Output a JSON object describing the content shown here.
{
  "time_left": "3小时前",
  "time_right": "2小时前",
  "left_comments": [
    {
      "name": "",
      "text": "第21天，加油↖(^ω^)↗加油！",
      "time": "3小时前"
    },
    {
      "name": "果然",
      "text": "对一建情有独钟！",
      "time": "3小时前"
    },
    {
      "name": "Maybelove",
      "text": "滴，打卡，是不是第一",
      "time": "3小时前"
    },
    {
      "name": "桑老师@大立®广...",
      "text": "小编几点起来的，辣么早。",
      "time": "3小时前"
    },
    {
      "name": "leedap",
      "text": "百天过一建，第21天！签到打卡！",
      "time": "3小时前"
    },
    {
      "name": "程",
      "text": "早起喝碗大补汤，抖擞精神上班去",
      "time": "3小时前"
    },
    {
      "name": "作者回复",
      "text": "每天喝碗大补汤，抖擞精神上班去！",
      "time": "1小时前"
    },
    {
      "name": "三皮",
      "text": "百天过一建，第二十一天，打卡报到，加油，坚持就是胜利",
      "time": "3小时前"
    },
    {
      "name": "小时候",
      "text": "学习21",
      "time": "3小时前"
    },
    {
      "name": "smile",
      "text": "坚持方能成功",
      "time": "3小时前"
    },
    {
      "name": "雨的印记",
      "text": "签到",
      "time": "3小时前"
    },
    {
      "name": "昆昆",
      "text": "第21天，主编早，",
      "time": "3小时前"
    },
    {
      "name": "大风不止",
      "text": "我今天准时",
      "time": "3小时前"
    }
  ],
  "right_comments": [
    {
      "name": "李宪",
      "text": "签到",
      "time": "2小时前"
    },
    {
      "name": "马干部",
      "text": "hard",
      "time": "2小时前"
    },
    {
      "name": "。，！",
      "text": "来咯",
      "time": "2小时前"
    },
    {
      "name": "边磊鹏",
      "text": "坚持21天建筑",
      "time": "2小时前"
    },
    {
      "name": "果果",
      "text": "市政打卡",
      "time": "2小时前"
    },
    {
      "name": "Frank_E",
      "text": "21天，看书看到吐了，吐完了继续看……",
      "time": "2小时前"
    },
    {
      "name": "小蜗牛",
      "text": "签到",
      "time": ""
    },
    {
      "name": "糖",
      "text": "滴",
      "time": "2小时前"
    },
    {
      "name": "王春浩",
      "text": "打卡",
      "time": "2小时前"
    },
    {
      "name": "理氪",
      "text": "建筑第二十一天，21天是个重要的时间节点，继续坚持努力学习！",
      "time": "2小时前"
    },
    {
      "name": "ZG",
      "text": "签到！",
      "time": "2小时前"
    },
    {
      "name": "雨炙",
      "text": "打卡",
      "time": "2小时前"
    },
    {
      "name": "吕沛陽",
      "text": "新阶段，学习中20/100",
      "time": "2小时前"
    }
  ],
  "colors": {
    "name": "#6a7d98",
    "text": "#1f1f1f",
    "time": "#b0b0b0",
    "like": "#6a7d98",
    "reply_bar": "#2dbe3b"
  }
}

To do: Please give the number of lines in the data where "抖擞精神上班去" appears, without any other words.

Your solution: 2